Each record below should appear again exactly as written.

> [Extracted data entries]:
================

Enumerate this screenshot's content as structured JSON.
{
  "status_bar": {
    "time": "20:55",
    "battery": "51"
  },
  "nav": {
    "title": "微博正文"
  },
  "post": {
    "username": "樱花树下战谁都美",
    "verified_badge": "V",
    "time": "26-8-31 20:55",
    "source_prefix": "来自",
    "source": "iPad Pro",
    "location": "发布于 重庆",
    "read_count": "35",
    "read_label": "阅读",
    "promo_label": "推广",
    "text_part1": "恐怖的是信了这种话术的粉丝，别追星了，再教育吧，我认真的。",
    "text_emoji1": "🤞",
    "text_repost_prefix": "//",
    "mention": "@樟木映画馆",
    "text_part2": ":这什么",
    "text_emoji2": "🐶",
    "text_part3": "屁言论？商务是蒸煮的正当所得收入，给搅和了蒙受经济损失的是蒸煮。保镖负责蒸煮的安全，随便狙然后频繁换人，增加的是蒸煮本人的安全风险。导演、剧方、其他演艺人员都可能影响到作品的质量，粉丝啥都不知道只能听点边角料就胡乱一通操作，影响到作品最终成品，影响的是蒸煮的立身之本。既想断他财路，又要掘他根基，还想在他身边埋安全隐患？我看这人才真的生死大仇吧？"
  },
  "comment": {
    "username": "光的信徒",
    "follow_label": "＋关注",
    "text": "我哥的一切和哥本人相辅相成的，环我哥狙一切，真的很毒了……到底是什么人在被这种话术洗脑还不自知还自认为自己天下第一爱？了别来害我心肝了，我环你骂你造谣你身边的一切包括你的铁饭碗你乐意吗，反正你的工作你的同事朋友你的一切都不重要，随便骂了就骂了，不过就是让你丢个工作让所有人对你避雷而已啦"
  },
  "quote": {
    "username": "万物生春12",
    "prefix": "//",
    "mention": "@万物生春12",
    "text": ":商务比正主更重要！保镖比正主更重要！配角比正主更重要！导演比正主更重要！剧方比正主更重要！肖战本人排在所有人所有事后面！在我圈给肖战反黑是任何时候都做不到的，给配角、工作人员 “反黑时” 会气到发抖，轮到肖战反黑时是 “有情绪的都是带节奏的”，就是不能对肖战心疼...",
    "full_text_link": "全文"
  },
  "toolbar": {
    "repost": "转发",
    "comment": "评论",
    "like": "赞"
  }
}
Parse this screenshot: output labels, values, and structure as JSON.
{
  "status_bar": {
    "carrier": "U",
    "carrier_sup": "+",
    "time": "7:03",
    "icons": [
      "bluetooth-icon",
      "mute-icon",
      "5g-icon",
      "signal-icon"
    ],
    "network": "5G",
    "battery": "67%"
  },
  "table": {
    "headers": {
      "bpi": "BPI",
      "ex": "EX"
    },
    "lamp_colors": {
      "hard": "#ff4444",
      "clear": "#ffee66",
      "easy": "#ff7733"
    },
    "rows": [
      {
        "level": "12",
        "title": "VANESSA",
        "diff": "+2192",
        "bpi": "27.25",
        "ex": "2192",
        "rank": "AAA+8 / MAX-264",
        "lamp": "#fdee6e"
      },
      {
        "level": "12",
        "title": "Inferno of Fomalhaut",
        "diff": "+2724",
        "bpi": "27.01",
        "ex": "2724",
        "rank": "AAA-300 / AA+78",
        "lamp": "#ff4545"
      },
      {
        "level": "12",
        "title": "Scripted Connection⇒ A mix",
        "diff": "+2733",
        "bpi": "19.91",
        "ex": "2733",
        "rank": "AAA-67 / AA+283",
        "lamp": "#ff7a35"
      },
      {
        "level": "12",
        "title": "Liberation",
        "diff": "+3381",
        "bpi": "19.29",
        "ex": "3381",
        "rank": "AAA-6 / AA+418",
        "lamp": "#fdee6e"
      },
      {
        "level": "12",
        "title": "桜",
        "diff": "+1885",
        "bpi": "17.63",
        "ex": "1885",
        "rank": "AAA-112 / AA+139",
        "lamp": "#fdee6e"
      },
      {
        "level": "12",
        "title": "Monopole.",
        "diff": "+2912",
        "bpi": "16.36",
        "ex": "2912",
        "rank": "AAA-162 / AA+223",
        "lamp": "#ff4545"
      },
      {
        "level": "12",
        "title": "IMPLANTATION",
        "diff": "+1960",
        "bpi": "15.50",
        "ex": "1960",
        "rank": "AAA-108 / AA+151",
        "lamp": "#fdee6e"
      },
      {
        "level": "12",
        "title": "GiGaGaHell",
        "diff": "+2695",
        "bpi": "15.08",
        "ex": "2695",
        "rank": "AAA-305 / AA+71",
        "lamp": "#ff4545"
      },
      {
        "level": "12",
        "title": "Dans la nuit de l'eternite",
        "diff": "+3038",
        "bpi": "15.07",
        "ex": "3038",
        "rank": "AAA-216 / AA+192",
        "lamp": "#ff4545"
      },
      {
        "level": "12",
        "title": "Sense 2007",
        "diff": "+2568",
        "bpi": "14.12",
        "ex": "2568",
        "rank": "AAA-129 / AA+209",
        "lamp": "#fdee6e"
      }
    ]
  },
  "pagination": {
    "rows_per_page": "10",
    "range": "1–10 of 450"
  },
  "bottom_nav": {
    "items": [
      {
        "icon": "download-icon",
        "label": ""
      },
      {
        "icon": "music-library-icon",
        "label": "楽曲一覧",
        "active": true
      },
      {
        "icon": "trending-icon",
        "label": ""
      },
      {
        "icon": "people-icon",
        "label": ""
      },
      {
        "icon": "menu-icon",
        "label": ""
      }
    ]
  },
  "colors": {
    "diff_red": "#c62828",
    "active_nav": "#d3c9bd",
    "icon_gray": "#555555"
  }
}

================

> [SOLUTION TO THE EXERCISE]:
Enumerate this screenshot's content as structured JSON.
{
  "status_bar": {
    "time": "20:55",
    "battery": "51"
  },
  "nav": {
    "title": "微博正文"
  },
  "post": {
    "username": "樱花树下战谁都美",
    "verified_badge": "V",
    "time": "26-8-31 20:55",
    "source_prefix": "来自",
    "source": "iPad Pro",
    "location": "发布于 重庆",
    "read_count": "35",
    "read_label": "阅读",
    "promo_label": "推广",
    "text_part1": "恐怖的是信了这种话术的粉丝，别追星了，再教育吧，我认真的。",
    "text_emoji1": "🤞",
    "text_repost_prefix": "//",
    "mention": "@樟木映画馆",
    "text_part2": ":这什么",
    "text_emoji2": "🐶",
    "text_part3": "屁言论？商务是蒸煮的正当所得收入，给搅和了蒙受经济损失的是蒸煮。保镖负责蒸煮的安全，随便狙然后频繁换人，增加的是蒸煮本人的安全风险。导演、剧方、其他演艺人员都可能影响到作品的质量，粉丝啥都不知道只能听点边角料就胡乱一通操作，影响到作品最终成品，影响的是蒸煮的立身之本。既想断他财路，又要掘他根基，还想在他身边埋安全隐患？我看这人才真的生死大仇吧？"
  },
  "comment": {
    "username": "光的信徒",
    "follow_label": "＋关注",
    "text": "我哥的一切和哥本人相辅相成的，环我哥狙一切，真的很毒了……到底是什么人在被这种话术洗脑还不自知还自认为自己天下第一爱？了别来害我心肝了，我环你骂你造谣你身边的一切包括你的铁饭碗你乐意吗，反正你的工作你的同事朋友你的一切都不重要，随便骂了就骂了，不过就是让你丢个工作让所有人对你避雷而已啦"
  },
  "quote": {
    "username": "万物生春12",
    "prefix": "//",
    "mention": "@万物生春12",
    "text": ":商务比正主更重要！保镖比正主更重要！配角比正主更重要！导演比正主更重要！剧方比正主更重要！肖战本人排在所有人所有事后面！在我圈给肖战反黑是任何时候都做不到的，给配角、工作人员 “反黑时” 会气到发抖，轮到肖战反黑时是 “有情绪的都是带节奏的”，就是不能对肖战心疼...",
    "full_text_link": "全文"
  },
  "toolbar": {
    "repost": "转发",
    "comment": "评论",
    "like": "赞"
  }
}
Parse this screenshot: output labels, values, and structure as JSON.
{
  "status_bar": {
    "carrier": "U",
    "carrier_sup": "+",
    "time": "7:03",
    "icons": [
      "bluetooth-icon",
      "mute-icon",
      "5g-icon",
      "signal-icon"
    ],
    "network": "5G",
    "battery": "67%"
  },
  "table": {
    "headers": {
      "bpi": "BPI",
      "ex": "EX"
    },
    "lamp_colors": {
      "hard": "#ff4444",
      "clear": "#ffee66",
      "easy": "#ff7733"
    },
    "rows": [
      {
        "level": "12",
        "title": "VANESSA",
        "diff": "+2192",
        "bpi": "27.25",
        "ex": "2192",
        "rank": "AAA+8 / MAX-264",
        "lamp": "#fdee6e"
      },
      {
        "level": "12",
        "title": "Inferno of Fomalhaut",
        "diff": "+2724",
        "bpi": "27.01",
        "ex": "2724",
        "rank": "AAA-300 / AA+78",
        "lamp": "#ff4545"
      },
      {
        "level": "12",
        "title": "Scripted Connection⇒ A mix",
        "diff": "+2733",
        "bpi": "19.91",
        "ex": "2733",
        "rank": "AAA-67 / AA+283",
        "lamp": "#ff7a35"
      },
      {
        "level": "12",
        "title": "Liberation",
        "diff": "+3381",
        "bpi": "19.29",
        "ex": "3381",
        "rank": "AAA-6 / AA+418",
        "lamp": "#fdee6e"
      },
      {
        "level": "12",
        "title": "桜",
        "diff": "+1885",
        "bpi": "17.63",
        "ex": "1885",
        "rank": "AAA-112 / AA+139",
        "lamp": "#fdee6e"
      },
      {
        "level": "12",
        "title": "Monopole.",
        "diff": "+2912",
        "bpi": "16.36",
        "ex": "2912",
        "rank": "AAA-162 / AA+223",
        "lamp": "#ff4545"
      },
      {
        "level": "12",
        "title": "IMPLANTATION",
        "diff": "+1960",
        "bpi": "15.50",
        "ex": "1960",
        "rank": "AAA-108 / AA+151",
        "lamp": "#fdee6e"
      },
      {
        "level": "12",
        "title": "GiGaGaHell",
        "diff": "+2695",
        "bpi": "15.08",
        "ex": "2695",
        "rank": "AAA-305 / AA+71",
        "lamp": "#ff4545"
      },
      {
        "level": "12",
        "title": "Dans la nuit de l'eternite",
        "diff": "+3038",
        "bpi": "15.07",
        "ex": "3038",
        "rank": "AAA-216 / AA+192",
        "lamp": "#ff4545"
      },
      {
        "level": "12",
        "title": "Sense 2007",
        "diff": "+2568",
        "bpi": "14.12",
        "ex": "2568",
        "rank": "AAA-129 / AA+209",
        "lamp": "#fdee6e"
      }
    ]
  },
  "pagination": {
    "rows_per_page": "10",
    "range": "1–10 of 450"
  },
  "bottom_nav": {
    "items": [
      {
        "icon": "download-icon",
        "label": ""
      },
      {
        "icon": "music-library-icon",
        "label": "楽曲一覧",
        "active": true
      },
      {
        "icon": "trending-icon",
        "label": ""
      },
      {
        "icon": "people-icon",
        "label": ""
      },
      {
        "icon": "menu-icon",
        "label": ""
      }
    ]
  },
  "colors": {
    "diff_red": "#c62828",
    "active_nav": "#d3c9bd",
    "icon_gray": "#555555"
  }
}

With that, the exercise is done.